*** Opening of Extracted material ***

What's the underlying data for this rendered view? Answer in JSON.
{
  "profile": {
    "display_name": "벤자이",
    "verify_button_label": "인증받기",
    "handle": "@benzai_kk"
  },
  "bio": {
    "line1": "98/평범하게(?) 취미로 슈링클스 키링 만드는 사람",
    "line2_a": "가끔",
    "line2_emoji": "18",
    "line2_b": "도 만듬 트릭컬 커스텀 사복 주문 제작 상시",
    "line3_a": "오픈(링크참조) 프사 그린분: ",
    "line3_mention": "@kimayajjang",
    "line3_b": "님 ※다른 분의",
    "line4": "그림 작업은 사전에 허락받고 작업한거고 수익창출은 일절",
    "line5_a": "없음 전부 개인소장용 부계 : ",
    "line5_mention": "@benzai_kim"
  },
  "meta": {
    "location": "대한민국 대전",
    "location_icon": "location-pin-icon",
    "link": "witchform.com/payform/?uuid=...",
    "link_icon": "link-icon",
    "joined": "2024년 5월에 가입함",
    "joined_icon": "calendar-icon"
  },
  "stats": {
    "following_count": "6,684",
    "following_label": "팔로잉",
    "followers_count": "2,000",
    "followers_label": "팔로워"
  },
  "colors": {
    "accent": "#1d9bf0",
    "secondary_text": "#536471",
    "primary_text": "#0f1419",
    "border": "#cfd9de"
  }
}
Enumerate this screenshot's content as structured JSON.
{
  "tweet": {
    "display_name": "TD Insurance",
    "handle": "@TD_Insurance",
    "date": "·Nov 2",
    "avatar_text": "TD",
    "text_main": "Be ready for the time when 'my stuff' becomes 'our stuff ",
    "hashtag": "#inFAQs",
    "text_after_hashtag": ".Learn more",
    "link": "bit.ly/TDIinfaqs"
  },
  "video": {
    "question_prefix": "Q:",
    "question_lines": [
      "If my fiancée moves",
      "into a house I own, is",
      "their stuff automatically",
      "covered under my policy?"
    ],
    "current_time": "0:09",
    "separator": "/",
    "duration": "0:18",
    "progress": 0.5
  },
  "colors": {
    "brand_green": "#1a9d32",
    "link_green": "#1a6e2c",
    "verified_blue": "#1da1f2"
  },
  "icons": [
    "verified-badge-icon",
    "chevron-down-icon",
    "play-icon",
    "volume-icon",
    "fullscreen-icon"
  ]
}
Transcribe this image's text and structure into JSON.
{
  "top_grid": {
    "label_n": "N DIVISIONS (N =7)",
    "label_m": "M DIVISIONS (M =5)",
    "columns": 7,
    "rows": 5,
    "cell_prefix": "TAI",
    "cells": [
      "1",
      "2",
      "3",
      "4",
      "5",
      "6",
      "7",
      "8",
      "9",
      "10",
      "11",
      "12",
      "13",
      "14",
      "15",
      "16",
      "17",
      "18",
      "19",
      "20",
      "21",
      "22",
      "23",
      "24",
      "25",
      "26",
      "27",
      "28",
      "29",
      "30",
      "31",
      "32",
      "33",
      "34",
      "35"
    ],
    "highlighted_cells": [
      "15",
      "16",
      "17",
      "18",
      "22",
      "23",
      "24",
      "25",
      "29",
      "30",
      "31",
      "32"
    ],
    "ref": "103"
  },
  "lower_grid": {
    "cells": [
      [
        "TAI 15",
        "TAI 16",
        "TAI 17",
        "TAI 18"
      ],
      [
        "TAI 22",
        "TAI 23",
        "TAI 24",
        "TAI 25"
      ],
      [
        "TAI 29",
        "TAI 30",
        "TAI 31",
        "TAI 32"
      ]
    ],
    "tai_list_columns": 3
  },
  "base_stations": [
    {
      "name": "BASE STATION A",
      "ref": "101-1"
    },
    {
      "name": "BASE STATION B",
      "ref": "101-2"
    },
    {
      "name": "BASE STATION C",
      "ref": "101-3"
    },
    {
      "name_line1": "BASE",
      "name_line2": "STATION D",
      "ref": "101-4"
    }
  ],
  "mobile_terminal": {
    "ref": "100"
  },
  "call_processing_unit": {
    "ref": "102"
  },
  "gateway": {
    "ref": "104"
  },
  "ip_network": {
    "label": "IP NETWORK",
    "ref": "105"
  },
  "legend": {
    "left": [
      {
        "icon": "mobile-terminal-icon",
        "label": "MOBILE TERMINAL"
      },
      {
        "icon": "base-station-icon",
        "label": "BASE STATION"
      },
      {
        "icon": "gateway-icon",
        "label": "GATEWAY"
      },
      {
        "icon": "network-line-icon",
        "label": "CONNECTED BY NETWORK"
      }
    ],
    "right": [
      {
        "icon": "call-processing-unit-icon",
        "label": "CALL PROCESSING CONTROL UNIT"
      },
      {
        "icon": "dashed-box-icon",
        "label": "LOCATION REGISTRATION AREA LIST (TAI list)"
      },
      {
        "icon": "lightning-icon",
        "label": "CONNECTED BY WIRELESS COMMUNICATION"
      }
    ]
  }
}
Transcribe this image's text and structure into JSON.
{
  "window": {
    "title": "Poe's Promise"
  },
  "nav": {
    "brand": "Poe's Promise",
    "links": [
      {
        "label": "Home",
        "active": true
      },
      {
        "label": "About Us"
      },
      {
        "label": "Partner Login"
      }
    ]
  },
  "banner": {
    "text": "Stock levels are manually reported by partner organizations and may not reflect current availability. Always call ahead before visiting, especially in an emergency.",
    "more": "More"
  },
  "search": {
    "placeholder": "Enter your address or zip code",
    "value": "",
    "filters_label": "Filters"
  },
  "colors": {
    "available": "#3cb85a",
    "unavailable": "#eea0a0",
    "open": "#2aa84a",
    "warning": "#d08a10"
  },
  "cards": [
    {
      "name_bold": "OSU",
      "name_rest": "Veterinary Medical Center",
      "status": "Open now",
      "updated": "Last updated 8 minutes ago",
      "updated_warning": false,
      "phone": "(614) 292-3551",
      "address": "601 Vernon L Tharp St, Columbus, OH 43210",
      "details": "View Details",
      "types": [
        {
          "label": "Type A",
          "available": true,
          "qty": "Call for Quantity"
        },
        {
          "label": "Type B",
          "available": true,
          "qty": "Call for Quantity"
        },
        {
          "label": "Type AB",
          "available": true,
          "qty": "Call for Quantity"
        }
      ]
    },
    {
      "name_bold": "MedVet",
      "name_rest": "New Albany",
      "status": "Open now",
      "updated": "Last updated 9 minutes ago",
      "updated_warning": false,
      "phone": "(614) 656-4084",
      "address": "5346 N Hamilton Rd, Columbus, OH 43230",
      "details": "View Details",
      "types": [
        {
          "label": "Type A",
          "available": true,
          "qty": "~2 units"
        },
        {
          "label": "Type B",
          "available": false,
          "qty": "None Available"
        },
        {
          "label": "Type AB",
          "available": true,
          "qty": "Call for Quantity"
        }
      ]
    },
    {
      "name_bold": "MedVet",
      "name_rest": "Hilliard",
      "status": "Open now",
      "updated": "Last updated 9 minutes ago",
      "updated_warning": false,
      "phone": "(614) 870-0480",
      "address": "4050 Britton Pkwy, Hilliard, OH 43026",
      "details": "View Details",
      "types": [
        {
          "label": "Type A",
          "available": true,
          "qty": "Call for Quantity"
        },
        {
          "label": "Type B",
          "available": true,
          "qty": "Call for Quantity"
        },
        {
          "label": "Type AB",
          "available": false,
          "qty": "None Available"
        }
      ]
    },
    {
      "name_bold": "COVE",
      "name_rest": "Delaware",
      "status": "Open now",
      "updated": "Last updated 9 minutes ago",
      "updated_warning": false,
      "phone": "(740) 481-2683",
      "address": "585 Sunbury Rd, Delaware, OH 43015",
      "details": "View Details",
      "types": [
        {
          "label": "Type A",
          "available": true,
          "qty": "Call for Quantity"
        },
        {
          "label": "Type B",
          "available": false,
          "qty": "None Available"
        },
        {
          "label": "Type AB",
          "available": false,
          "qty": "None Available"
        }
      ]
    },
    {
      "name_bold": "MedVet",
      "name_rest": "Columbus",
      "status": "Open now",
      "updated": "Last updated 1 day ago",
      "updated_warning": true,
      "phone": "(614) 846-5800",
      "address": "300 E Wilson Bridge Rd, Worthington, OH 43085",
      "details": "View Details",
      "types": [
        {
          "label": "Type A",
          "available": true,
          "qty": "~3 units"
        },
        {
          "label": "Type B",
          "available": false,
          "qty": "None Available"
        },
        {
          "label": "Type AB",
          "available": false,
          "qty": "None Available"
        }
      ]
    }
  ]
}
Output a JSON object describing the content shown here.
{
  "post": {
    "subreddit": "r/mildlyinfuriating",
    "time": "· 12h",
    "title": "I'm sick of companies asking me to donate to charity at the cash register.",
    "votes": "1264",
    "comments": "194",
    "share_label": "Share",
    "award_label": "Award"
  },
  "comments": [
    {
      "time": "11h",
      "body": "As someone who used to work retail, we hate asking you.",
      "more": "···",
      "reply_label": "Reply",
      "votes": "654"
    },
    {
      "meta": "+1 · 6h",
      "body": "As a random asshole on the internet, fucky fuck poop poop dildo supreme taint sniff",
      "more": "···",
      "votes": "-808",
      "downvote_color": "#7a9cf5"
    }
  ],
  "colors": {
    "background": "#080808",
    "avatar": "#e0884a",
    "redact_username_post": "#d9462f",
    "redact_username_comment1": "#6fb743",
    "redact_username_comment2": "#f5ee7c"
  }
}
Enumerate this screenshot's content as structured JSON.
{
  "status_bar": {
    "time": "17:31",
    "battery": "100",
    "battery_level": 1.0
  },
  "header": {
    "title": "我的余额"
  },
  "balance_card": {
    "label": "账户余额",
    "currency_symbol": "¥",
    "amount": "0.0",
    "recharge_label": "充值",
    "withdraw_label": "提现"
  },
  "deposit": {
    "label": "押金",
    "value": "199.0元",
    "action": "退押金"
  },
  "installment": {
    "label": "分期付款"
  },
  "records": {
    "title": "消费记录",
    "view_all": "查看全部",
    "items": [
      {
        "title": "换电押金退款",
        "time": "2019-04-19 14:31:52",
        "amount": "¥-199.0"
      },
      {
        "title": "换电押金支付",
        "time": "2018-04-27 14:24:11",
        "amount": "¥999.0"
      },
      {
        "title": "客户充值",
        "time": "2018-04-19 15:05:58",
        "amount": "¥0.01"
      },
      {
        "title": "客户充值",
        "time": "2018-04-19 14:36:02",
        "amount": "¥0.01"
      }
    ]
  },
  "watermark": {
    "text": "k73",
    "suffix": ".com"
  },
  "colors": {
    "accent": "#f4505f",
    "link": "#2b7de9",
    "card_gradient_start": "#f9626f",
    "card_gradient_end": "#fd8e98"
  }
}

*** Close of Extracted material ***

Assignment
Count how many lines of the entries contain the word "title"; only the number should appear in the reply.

Written answer
8